[Interface dataset entries]
Segment Open

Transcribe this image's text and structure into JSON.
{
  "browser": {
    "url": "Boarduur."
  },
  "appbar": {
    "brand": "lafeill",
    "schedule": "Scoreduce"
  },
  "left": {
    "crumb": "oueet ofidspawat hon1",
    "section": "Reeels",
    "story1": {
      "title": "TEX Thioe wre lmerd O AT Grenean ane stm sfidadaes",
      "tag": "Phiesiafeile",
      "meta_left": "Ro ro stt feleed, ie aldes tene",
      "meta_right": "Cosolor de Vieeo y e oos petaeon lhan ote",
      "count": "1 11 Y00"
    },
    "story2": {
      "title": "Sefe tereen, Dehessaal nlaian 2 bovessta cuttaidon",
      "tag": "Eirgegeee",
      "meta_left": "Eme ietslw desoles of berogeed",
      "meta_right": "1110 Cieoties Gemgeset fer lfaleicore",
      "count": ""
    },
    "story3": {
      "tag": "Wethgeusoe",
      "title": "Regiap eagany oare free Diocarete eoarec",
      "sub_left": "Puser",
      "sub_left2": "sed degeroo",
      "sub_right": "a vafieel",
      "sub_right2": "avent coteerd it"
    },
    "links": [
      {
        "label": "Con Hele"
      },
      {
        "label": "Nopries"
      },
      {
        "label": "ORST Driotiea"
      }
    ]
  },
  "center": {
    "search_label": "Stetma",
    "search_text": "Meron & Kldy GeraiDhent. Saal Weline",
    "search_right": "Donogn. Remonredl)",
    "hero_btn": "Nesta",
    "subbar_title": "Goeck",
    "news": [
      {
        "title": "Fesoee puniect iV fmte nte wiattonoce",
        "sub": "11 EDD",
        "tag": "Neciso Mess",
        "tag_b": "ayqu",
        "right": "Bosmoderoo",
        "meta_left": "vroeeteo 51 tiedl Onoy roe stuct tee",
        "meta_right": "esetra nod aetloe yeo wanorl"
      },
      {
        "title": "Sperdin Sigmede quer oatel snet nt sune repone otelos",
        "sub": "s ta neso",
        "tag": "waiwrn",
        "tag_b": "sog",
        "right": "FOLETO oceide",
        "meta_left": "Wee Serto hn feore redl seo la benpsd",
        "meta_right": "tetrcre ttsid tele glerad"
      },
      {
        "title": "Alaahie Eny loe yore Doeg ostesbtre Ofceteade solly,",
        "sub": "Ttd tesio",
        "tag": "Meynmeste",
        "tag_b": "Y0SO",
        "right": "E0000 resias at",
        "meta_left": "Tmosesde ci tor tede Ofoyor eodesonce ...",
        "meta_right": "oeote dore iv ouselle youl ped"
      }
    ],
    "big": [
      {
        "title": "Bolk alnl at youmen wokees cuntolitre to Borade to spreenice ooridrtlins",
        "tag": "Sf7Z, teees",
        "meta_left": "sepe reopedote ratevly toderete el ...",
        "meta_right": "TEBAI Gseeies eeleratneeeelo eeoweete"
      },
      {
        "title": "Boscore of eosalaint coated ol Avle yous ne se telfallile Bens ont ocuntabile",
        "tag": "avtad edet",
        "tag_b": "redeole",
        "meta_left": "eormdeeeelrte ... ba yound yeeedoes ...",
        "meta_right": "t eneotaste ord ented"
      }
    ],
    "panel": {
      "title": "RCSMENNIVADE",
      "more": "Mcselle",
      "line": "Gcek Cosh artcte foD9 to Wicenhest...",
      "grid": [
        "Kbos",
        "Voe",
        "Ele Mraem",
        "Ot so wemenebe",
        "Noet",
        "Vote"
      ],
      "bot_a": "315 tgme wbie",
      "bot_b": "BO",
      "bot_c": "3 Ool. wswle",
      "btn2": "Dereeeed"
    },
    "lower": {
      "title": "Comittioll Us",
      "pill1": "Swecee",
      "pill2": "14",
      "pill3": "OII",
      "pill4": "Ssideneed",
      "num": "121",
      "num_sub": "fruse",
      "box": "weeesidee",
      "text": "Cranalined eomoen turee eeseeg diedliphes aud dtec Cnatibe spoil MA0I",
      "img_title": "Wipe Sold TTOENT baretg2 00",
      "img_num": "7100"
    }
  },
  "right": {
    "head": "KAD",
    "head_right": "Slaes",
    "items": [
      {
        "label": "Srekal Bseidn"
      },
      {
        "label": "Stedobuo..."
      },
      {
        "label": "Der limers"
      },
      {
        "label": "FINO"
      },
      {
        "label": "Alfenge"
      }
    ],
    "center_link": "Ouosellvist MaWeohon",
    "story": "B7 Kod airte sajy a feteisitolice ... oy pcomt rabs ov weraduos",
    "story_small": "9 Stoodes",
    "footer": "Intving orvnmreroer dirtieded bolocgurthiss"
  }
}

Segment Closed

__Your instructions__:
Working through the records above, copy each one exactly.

__Response to this exercise__:
Transcribe this image's text and structure into JSON.
{
  "browser": {
    "url": "Boarduur."
  },
  "appbar": {
    "brand": "lafeill",
    "schedule": "Scoreduce"
  },
  "left": {
    "crumb": "oueet ofidspawat hon1",
    "section": "Reeels",
    "story1": {
      "title": "TEX Thioe wre lmerd O AT Grenean ane stm sfidadaes",
      "tag": "Phiesiafeile",
      "meta_left": "Ro ro stt feleed, ie aldes tene",
      "meta_right": "Cosolor de Vieeo y e oos petaeon lhan ote",
      "count": "1 11 Y00"
    },
    "story2": {
      "title": "Sefe tereen, Dehessaal nlaian 2 bovessta cuttaidon",
      "tag": "Eirgegeee",
      "meta_left": "Eme ietslw desoles of berogeed",
      "meta_right": "1110 Cieoties Gemgeset fer lfaleicore",
      "count": ""
    },
    "story3": {
      "tag": "Wethgeusoe",
      "title": "Regiap eagany oare free Diocarete eoarec",
      "sub_left": "Puser",
      "sub_left2": "sed degeroo",
      "sub_right": "a vafieel",
      "sub_right2": "avent coteerd it"
    },
    "links": [
      {
        "label": "Con Hele"
      },
      {
        "label": "Nopries"
      },
      {
        "label": "ORST Driotiea"
      }
    ]
  },
  "center": {
    "search_label": "Stetma",
    "search_text": "Meron & Kldy GeraiDhent. Saal Weline",
    "search_right": "Donogn. Remonredl)",
    "hero_btn": "Nesta",
    "subbar_title": "Goeck",
    "news": [
      {
        "title": "Fesoee puniect iV fmte nte wiattonoce",
        "sub": "11 EDD",
        "tag": "Neciso Mess",
        "tag_b": "ayqu",
        "right": "Bosmoderoo",
        "meta_left": "vroeeteo 51 tiedl Onoy roe stuct tee",
        "meta_right": "esetra nod aetloe yeo wanorl"
      },
      {
        "title": "Sperdin Sigmede quer oatel snet nt sune repone otelos",
        "sub": "s ta neso",
        "tag": "waiwrn",
        "tag_b": "sog",
        "right": "FOLETO oceide",
        "meta_left": "Wee Serto hn feore redl seo la benpsd",
        "meta_right": "tetrcre ttsid tele glerad"
      },
      {
        "title": "Alaahie Eny loe yore Doeg ostesbtre Ofceteade solly,",
        "sub": "Ttd tesio",
        "tag": "Meynmeste",
        "tag_b": "Y0SO",
        "right": "E0000 resias at",
        "meta_left": "Tmosesde ci tor tede Ofoyor eodesonce ...",
        "meta_right": "oeote dore iv ouselle youl ped"
      }
    ],
    "big": [
      {
        "title": "Bolk alnl at youmen wokees cuntolitre to Borade to spreenice ooridrtlins",
        "tag": "Sf7Z, teees",
        "meta_left": "sepe reopedote ratevly toderete el ...",
        "meta_right": "TEBAI Gseeies eeleratneeeelo eeoweete"
      },
      {
        "title": "Boscore of eosalaint coated ol Avle yous ne se telfallile Bens ont ocuntabile",
        "tag": "avtad edet",
        "tag_b": "redeole",
        "meta_left": "eormdeeeelrte ... ba yound yeeedoes ...",
        "meta_right": "t eneotaste ord ented"
      }
    ],
    "panel": {
      "title": "RCSMENNIVADE",
      "more": "Mcselle",
      "line": "Gcek Cosh artcte foD9 to Wicenhest...",
      "grid": [
        "Kbos",
        "Voe",
        "Ele Mraem",
        "Ot so wemenebe",
        "Noet",
        "Vote"
      ],
      "bot_a": "315 tgme wbie",
      "bot_b": "BO",
      "bot_c": "3 Ool. wswle",
      "btn2": "Dereeeed"
    },
    "lower": {
      "title": "Comittioll Us",
      "pill1": "Swecee",
      "pill2": "14",
      "pill3": "OII",
      "pill4": "Ssideneed",
      "num": "121",
      "num_sub": "fruse",
      "box": "weeesidee",
      "text": "Cranalined eomoen turee eeseeg diedliphes aud dtec Cnatibe spoil MA0I",
      "img_title": "Wipe Sold TTOENT baretg2 00",
      "img_num": "7100"
    }
  },
  "right": {
    "head": "KAD",
    "head_right": "Slaes",
    "items": [
      {
        "label": "Srekal Bseidn"
      },
      {
        "label": "Stedobuo..."
      },
      {
        "label": "Der limers"
      },
      {
        "label": "FINO"
      },
      {
        "label": "Alfenge"
      }
    ],
    "center_link": "Ouosellvist MaWeohon",
    "story": "B7 Kod airte sajy a feteisitolice ... oy pcomt rabs ov weraduos",
    "story_small": "9 Stoodes",
    "footer": "Intving orvnmreroer dirtieded bolocgurthiss"
  }
}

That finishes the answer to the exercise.